Work in still in progress proper technical support in HTML5.
Formats and Codecs
The HTML5 specification does not require a video codec to be supported by all user agents. Thus, one need to provide alternate sources to ensure proper user experience in the existing user agents. Using Ogg/Theora/Vorbis and MP4/H.264/AAC seems to cover most of the cases out there (if not all). However, Ogg/Theora/Vorbis is being replaced in favor of WebM nowadays. See the wikipedia browser support table.
The HTML5 specification does not specify a particular streaming method. It is expected that HTTP 1.1 progressive streaming is at least supported. Adaptive/live streaming may be supported as a UA extension. For an example, see the HTTP Live Streaming Overview from Apple.
Digital Rights Management
The HTML5 specification does not specify a particular digital rights management (DRM) method. It is expected that videos with no DRM are at least supported. DRM may be supported as a UA extension.

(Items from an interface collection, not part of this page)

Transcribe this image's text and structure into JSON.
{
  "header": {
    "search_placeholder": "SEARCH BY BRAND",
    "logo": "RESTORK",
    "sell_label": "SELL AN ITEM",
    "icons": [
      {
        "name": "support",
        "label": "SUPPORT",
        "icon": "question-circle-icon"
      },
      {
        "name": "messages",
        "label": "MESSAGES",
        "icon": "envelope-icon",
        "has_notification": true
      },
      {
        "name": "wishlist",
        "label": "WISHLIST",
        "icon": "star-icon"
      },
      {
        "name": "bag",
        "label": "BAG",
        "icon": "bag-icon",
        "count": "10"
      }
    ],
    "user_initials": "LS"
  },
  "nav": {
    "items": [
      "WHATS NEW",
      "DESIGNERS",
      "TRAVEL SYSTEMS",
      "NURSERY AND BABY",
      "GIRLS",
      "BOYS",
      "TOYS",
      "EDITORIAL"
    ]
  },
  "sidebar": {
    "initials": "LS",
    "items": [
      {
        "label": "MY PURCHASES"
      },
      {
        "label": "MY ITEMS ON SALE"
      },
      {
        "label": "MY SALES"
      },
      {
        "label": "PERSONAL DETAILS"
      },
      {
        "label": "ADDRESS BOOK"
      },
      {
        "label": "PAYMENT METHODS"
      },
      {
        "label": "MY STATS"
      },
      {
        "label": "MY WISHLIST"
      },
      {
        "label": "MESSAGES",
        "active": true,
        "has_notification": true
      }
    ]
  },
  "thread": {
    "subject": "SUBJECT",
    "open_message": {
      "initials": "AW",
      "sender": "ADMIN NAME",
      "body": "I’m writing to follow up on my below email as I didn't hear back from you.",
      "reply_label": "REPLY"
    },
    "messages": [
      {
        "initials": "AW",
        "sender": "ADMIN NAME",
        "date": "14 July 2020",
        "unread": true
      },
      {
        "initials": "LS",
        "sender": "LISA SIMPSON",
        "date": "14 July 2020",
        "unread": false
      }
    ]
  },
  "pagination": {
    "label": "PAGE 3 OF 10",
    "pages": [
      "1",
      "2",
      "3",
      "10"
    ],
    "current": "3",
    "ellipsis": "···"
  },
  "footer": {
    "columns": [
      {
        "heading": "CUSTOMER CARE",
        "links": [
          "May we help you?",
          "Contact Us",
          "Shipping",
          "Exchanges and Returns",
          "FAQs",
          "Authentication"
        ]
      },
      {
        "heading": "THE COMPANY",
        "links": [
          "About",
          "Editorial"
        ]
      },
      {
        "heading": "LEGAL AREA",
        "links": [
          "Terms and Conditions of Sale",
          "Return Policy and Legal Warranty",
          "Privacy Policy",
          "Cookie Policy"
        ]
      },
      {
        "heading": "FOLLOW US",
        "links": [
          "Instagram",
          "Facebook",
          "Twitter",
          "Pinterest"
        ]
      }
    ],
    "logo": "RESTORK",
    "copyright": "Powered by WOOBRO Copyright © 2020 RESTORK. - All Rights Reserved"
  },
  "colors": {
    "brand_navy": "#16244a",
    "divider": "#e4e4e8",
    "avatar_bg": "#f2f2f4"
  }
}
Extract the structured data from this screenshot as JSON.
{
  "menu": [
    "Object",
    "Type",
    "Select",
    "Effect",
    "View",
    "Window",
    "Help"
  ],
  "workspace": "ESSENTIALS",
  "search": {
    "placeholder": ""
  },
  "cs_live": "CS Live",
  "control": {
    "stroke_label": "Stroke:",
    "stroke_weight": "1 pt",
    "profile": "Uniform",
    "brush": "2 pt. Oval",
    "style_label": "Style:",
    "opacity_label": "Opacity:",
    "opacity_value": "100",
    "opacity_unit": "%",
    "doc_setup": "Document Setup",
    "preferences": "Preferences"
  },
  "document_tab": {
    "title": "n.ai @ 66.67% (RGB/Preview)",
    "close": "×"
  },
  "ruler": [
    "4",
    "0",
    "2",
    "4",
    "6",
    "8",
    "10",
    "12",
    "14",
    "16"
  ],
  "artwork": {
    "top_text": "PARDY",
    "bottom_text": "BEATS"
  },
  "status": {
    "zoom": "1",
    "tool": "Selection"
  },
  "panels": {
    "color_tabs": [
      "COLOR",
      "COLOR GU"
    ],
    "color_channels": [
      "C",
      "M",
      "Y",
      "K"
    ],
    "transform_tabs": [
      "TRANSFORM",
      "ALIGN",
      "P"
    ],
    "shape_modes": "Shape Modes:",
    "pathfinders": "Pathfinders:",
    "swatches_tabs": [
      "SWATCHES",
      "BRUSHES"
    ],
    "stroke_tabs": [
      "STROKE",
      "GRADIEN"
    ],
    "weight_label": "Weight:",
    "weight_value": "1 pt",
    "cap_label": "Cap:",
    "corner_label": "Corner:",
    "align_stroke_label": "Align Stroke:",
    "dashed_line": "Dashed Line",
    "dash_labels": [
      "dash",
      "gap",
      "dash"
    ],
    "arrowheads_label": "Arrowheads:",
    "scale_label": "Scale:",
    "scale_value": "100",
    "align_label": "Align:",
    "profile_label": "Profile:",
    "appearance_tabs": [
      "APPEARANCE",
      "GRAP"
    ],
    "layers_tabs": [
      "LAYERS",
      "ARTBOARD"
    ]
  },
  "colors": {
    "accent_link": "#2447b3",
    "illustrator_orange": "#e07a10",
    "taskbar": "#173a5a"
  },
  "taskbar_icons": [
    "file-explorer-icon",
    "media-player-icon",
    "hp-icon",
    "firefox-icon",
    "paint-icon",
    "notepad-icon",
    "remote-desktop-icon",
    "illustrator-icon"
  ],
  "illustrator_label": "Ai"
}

Features Chrome Firefox Internet Explorer Opera Safari Basic support autoplay attribute buffered attribute controls attribute crossorigin attribue loop attribute muted attribute played property poster attribute preload attribute src attribute
Features Android Firefox Mobile IE Mobile Opera Mobile Safari Mobile Basic support autoplay attribute buffered attribute controls attribute loop attribute muted attribute played property poster attribute preload attribute src attribute crossorigin attribute
Desired video file should be within src attribute. As a best practice you should also include the controls attribute to show playback and volume controls
<video src="video.webm" controls="controls"></video>
View live exampleHTML5 Video Tag can support different encodings
<video> <source src="video.mp4" type="video/mp4" /> <source src="video.webm" type="video/webm" /> <source src="video.ogg" type="video/ogg" /> Your browser does not support the <code>video</code> element. You can download it <a href="video.webm">here</a>. </video>
|HTML 5.1||W3C Working Draft|
|HTML 5||W3C Recommendation|
- [Video Chapter] from Dive into HTML5
This article contains content originally from external sources.
Portions of this content come from the Microsoft Developer Network: [Windows Internet Explorer API reference Article]